Question 12: In what ways do WE exercise the authority of Yahweh in our lives?
Bible Verses: John 16:26-27, Matthew 21:21, Mark 16:17, James 5:14-18, James 2:15-16, 1 Corinthians 9:27, 2 Timothy 4:7-8, John 8:29, Revelation 12:17
Notes: Although we pray in the name of the Son, the Father Himself loves us, and is eager to answer our prayers. Whatsoever we ask in righteousness, we have; thus, we exercise all authority in the universe toward our own sanctification, and for the blessing of others.
By faith, should a mountain need to be moved out of our way, it will be removed. Where there is no doubt, all things are possible to the believer in the course of their service to the Almighty. Miracles follow the believers, and we may have every confidence that our prayers on behalf of the sick, the poor, and the needy are heard and honored. Of course, where we have the power to actively assist others through ordinary means we must do so, and not expect that the Father will provide something for others when He has already provided us with the things that they need.

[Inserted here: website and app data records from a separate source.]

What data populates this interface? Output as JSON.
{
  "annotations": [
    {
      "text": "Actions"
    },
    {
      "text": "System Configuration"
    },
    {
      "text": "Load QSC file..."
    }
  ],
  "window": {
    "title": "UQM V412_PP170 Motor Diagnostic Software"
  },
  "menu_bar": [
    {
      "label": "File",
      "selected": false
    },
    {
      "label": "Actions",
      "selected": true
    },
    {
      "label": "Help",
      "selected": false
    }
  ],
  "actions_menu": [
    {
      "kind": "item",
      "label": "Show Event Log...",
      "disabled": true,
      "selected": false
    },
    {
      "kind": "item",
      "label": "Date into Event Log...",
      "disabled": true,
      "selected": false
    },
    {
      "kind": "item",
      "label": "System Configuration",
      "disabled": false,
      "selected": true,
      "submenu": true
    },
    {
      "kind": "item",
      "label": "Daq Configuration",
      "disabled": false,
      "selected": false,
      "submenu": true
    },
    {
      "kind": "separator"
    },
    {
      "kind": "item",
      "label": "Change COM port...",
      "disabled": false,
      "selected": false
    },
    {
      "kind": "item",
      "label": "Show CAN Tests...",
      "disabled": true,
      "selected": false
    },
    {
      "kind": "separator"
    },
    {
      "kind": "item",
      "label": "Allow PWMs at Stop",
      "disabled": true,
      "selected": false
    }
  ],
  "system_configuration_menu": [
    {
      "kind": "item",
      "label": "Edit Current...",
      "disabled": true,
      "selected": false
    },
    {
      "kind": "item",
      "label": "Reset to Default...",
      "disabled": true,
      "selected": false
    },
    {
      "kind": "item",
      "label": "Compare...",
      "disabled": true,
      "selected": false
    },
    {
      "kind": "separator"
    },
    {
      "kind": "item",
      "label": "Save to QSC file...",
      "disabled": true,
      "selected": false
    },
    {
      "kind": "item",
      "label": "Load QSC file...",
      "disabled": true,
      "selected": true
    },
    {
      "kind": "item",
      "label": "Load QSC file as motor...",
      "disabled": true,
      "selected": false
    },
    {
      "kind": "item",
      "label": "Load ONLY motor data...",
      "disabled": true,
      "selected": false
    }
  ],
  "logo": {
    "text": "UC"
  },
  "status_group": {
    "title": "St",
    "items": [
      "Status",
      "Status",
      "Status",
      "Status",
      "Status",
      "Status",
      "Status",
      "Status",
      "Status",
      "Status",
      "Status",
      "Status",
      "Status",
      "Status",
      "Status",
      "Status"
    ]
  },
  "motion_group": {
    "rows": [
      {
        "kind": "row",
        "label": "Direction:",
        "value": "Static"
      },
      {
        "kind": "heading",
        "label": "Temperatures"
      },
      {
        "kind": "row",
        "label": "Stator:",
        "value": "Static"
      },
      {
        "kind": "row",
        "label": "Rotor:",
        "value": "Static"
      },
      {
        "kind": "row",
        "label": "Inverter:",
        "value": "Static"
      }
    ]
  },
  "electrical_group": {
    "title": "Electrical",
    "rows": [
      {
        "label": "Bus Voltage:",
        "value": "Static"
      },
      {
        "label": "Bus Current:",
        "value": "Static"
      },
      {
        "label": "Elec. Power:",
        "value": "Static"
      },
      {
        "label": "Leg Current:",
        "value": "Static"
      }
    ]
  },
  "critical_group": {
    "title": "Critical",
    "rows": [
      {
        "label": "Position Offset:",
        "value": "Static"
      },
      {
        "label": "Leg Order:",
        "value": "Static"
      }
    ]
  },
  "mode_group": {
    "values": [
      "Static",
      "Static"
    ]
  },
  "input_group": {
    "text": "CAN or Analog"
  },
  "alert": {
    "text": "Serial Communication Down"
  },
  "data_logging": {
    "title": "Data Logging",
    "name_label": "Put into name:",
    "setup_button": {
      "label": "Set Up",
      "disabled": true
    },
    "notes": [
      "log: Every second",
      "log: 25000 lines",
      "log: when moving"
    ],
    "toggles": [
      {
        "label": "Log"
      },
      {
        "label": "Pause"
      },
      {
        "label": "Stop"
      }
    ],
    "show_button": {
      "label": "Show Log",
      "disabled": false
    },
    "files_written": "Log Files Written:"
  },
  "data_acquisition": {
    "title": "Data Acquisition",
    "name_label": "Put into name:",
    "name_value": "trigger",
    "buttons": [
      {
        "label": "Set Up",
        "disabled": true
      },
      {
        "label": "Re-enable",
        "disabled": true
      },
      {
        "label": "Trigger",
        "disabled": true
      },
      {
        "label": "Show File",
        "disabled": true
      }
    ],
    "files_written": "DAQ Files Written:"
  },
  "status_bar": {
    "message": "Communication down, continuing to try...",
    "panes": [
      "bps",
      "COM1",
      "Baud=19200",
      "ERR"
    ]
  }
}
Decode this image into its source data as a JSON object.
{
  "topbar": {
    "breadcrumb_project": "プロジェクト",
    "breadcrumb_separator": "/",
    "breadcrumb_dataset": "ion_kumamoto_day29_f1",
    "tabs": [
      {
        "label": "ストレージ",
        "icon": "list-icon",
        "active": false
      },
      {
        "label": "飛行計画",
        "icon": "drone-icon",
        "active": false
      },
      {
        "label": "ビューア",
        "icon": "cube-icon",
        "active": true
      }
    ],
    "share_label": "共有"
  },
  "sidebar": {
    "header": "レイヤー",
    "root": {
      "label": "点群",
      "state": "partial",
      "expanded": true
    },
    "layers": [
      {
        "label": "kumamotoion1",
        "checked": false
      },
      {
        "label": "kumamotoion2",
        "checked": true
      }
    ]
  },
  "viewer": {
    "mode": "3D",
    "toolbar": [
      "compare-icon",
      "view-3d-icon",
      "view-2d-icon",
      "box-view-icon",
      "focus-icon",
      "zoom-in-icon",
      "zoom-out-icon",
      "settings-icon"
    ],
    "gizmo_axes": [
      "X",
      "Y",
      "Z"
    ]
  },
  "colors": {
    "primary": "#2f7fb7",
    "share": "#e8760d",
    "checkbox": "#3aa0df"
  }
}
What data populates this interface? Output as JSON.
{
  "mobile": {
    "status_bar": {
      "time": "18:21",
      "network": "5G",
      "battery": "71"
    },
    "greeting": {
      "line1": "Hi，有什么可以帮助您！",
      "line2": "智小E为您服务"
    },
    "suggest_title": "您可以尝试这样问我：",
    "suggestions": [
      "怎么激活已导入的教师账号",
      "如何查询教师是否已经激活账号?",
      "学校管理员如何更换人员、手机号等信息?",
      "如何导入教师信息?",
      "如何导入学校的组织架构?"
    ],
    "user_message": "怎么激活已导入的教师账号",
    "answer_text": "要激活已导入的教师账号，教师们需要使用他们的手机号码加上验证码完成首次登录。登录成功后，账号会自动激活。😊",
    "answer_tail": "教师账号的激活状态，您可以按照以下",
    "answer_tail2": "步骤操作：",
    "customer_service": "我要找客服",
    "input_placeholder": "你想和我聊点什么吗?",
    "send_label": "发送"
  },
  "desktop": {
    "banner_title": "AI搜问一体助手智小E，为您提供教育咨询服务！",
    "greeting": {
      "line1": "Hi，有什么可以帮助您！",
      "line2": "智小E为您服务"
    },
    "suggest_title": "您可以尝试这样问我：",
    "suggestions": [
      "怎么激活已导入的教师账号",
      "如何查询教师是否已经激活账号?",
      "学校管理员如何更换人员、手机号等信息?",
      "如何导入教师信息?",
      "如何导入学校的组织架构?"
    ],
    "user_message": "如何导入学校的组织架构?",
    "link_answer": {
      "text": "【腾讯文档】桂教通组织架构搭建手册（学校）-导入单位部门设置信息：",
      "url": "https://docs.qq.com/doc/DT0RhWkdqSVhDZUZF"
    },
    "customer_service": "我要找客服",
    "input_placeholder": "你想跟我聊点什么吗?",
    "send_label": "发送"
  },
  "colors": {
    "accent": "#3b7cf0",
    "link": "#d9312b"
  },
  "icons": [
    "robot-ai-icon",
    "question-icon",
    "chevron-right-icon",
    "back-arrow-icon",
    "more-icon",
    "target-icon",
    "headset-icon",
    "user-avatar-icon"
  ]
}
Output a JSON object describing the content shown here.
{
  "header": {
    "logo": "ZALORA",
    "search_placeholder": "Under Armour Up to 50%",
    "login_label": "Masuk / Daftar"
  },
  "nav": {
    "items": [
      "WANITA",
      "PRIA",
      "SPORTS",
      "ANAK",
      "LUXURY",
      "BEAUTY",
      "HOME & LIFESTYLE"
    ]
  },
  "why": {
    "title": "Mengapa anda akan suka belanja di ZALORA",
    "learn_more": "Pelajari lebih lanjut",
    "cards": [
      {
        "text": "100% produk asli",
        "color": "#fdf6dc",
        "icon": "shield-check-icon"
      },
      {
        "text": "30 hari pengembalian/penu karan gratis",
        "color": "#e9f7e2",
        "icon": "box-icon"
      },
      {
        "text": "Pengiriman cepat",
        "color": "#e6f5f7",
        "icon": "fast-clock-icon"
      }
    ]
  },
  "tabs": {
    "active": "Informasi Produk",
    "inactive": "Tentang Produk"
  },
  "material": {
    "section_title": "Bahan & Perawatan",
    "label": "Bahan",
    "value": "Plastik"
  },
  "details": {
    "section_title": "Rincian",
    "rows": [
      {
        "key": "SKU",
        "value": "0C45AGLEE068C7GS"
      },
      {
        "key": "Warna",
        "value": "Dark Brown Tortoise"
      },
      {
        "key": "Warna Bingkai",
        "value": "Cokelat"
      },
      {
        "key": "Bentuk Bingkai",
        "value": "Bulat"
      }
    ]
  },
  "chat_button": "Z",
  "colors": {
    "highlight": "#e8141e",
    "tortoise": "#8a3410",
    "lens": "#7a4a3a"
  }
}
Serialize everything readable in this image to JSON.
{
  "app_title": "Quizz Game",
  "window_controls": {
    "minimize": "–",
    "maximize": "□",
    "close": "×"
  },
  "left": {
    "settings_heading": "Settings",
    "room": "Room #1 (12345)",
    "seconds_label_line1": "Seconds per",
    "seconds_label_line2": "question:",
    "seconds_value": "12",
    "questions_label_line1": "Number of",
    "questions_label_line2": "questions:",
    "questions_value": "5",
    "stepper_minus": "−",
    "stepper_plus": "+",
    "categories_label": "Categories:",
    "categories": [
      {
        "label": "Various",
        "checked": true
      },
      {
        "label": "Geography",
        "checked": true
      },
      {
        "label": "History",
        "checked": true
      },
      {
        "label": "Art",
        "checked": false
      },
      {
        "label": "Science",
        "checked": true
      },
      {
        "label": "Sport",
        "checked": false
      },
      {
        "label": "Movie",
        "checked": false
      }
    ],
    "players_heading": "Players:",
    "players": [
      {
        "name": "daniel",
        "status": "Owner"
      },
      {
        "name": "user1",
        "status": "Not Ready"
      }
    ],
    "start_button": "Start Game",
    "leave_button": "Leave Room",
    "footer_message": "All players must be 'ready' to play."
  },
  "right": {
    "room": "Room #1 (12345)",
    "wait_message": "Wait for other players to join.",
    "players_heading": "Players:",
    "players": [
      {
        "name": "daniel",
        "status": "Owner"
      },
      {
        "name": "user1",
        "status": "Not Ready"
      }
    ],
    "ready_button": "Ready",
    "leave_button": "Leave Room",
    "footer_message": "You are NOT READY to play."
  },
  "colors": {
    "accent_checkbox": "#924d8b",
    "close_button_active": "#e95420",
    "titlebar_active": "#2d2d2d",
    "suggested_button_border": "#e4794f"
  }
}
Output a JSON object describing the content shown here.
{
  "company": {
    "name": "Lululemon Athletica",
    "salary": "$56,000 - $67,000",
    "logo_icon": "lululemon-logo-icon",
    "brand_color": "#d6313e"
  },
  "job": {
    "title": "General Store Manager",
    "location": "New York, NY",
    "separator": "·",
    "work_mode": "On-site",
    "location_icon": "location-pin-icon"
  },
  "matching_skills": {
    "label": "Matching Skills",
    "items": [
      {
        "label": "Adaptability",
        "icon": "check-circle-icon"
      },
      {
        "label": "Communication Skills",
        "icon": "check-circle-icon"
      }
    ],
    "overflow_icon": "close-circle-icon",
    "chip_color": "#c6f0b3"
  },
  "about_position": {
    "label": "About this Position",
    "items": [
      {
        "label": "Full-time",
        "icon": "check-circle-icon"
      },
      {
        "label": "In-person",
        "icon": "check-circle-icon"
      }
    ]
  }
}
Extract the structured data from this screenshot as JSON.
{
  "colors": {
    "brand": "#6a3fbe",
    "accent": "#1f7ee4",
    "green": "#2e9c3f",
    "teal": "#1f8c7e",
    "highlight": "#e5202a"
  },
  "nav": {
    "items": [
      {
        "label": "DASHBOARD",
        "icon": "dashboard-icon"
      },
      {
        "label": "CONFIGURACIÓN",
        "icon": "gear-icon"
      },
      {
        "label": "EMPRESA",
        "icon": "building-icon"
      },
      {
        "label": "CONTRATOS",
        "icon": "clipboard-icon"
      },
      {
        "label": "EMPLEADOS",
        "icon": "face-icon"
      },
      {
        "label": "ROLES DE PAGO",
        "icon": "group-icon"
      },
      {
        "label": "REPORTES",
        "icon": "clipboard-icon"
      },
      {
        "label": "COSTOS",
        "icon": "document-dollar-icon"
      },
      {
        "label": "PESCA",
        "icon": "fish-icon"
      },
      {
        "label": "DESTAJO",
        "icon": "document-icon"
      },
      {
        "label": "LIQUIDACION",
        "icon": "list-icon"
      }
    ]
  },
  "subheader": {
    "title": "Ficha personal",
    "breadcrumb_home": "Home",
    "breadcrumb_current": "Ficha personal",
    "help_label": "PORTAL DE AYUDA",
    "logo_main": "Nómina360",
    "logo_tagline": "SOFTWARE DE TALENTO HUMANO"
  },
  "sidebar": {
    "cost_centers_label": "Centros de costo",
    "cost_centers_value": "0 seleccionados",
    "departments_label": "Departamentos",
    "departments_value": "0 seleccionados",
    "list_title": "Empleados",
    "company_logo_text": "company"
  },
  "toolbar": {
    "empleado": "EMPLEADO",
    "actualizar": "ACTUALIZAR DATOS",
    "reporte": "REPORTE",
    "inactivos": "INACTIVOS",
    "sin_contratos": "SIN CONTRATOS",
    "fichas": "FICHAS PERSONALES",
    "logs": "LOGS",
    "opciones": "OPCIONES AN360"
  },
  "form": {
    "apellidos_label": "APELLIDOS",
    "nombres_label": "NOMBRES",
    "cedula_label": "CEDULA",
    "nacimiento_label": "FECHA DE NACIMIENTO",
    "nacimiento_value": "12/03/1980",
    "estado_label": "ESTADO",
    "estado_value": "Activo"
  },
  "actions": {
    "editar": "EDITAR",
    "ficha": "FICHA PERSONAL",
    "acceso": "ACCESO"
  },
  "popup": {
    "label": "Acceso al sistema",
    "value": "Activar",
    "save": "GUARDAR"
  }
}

Perhaps most importantly, Yahweh has given us power over our own selves. By the grace of Yahshua, the old, carnal nature is dead. We keep our bodies under subjection to the Holy Spirit, declaring our victory with an invincible testimony, and therefore have confidence in our own salvation, and knowledge that we will see the beauty of the world to come.
To unconverted, declarations such as, "I have overcome the world," and "I have obtained victory over my sins, so that I do always those things that please my Father," may appear to be prideful. Ironically, individuals who consider themselves to be religious (without accepting victory over sin themselves) may be among the most likely to take offense to such statements, since they themselves cannot honestly make them. It must be understood by Christians that if "self" is dead, (Romans 6:11) any declaration made about the state of the soul is really about Christ Himself, for He dwells by His Spirit within the believer. (John 14:23) What Christ has said of His relationship to sin and the world, the believer may also say. This is, ultimately, the "testimony of Yahshua" that the Bible declares the redeemed will possess.
Here are some questions that a teacher may ask a Bible student in order to facilitate a discussion on the major topics of this section. By telling of their own experiences, and giving their testimony, Bible teachers can use these to guide the conversation toward the upcoming chapters of the study series.
Note that these do not have to be taken in order, and not all need to be asked. The conversation should be natural, free, and with the purpose of discovering the needs of the student that the Biblical faith can meet.
1) Why is a commandment about honoring parents found in the 10 Commandments, which is about perfect worship and righteous human behavior?
2) Why does the Bible emphasize the importance of group worship, and not just private prayer?
3) What does it mean that the Church is called a "nation" of kings and priests?
4) How is individual freedom balanced with the authorities that Yahweh has placed within the Church?
5) How can the verses about all being equal in Christ be harmonized with those that instruct wives to obey their husbands, and Church members to obey the elders?
6) How did the apostles react to the apparent favoring of Peter, James and John by Yahshua? How did He address their discontent?
7) In what ways are we, and might we be, called upon to "obey God rather than men?"